What needs to be done: All entries are to be given again verbatim.

[Items listed in a dataset]
....................

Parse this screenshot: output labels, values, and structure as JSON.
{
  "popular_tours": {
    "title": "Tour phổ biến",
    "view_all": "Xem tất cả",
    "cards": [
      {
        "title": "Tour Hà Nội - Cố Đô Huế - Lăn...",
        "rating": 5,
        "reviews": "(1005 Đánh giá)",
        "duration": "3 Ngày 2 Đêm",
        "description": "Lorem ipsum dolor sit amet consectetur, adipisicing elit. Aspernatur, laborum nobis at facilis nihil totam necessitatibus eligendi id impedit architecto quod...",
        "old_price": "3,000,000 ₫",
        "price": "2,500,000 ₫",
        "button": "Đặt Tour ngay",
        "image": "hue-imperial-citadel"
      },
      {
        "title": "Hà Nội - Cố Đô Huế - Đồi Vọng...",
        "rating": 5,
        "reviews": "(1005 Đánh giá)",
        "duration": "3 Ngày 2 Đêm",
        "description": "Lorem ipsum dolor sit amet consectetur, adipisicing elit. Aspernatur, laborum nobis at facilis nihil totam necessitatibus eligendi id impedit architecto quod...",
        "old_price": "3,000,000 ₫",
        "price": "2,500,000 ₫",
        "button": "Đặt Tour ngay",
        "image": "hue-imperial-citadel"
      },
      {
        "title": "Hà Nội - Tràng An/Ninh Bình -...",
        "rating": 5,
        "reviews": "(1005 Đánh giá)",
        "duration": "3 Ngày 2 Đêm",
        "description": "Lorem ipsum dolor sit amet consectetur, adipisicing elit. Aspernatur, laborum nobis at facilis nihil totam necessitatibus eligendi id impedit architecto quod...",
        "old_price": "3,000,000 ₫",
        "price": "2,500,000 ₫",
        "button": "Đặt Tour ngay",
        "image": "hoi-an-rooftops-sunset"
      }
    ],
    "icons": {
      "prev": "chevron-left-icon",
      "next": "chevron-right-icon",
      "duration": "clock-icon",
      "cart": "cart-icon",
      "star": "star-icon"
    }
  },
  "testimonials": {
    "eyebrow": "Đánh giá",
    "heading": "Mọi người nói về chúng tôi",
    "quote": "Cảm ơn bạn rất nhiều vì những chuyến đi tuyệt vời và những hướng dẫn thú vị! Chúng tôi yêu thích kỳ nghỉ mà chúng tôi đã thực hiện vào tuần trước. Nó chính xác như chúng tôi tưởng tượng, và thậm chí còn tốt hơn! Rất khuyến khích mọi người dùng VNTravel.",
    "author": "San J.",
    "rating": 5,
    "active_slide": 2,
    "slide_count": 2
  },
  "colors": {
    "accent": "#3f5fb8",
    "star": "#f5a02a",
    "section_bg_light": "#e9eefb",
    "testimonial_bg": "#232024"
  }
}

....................

Completed exercise:
Parse this screenshot: output labels, values, and structure as JSON.
{
  "popular_tours": {
    "title": "Tour phổ biến",
    "view_all": "Xem tất cả",
    "cards": [
      {
        "title": "Tour Hà Nội - Cố Đô Huế - Lăn...",
        "rating": 5,
        "reviews": "(1005 Đánh giá)",
        "duration": "3 Ngày 2 Đêm",
        "description": "Lorem ipsum dolor sit amet consectetur, adipisicing elit. Aspernatur, laborum nobis at facilis nihil totam necessitatibus eligendi id impedit architecto quod...",
        "old_price": "3,000,000 ₫",
        "price": "2,500,000 ₫",
        "button": "Đặt Tour ngay",
        "image": "hue-imperial-citadel"
      },
      {
        "title": "Hà Nội - Cố Đô Huế - Đồi Vọng...",
        "rating": 5,
        "reviews": "(1005 Đánh giá)",
        "duration": "3 Ngày 2 Đêm",
        "description": "Lorem ipsum dolor sit amet consectetur, adipisicing elit. Aspernatur, laborum nobis at facilis nihil totam necessitatibus eligendi id impedit architecto quod...",
        "old_price": "3,000,000 ₫",
        "price": "2,500,000 ₫",
        "button": "Đặt Tour ngay",
        "image": "hue-imperial-citadel"
      },
      {
        "title": "Hà Nội - Tràng An/Ninh Bình -...",
        "rating": 5,
        "reviews": "(1005 Đánh giá)",
        "duration": "3 Ngày 2 Đêm",
        "description": "Lorem ipsum dolor sit amet consectetur, adipisicing elit. Aspernatur, laborum nobis at facilis nihil totam necessitatibus eligendi id impedit architecto quod...",
        "old_price": "3,000,000 ₫",
        "price": "2,500,000 ₫",
        "button": "Đặt Tour ngay",
        "image": "hoi-an-rooftops-sunset"
      }
    ],
    "icons": {
      "prev": "chevron-left-icon",
      "next": "chevron-right-icon",
      "duration": "clock-icon",
      "cart": "cart-icon",
      "star": "star-icon"
    }
  },
  "testimonials": {
    "eyebrow": "Đánh giá",
    "heading": "Mọi người nói về chúng tôi",
    "quote": "Cảm ơn bạn rất nhiều vì những chuyến đi tuyệt vời và những hướng dẫn thú vị! Chúng tôi yêu thích kỳ nghỉ mà chúng tôi đã thực hiện vào tuần trước. Nó chính xác như chúng tôi tưởng tượng, và thậm chí còn tốt hơn! Rất khuyến khích mọi người dùng VNTravel.",
    "author": "San J.",
    "rating": 5,
    "active_slide": 2,
    "slide_count": 2
  },
  "colors": {
    "accent": "#3f5fb8",
    "star": "#f5a02a",
    "section_bg_light": "#e9eefb",
    "testimonial_bg": "#232024"
  }
}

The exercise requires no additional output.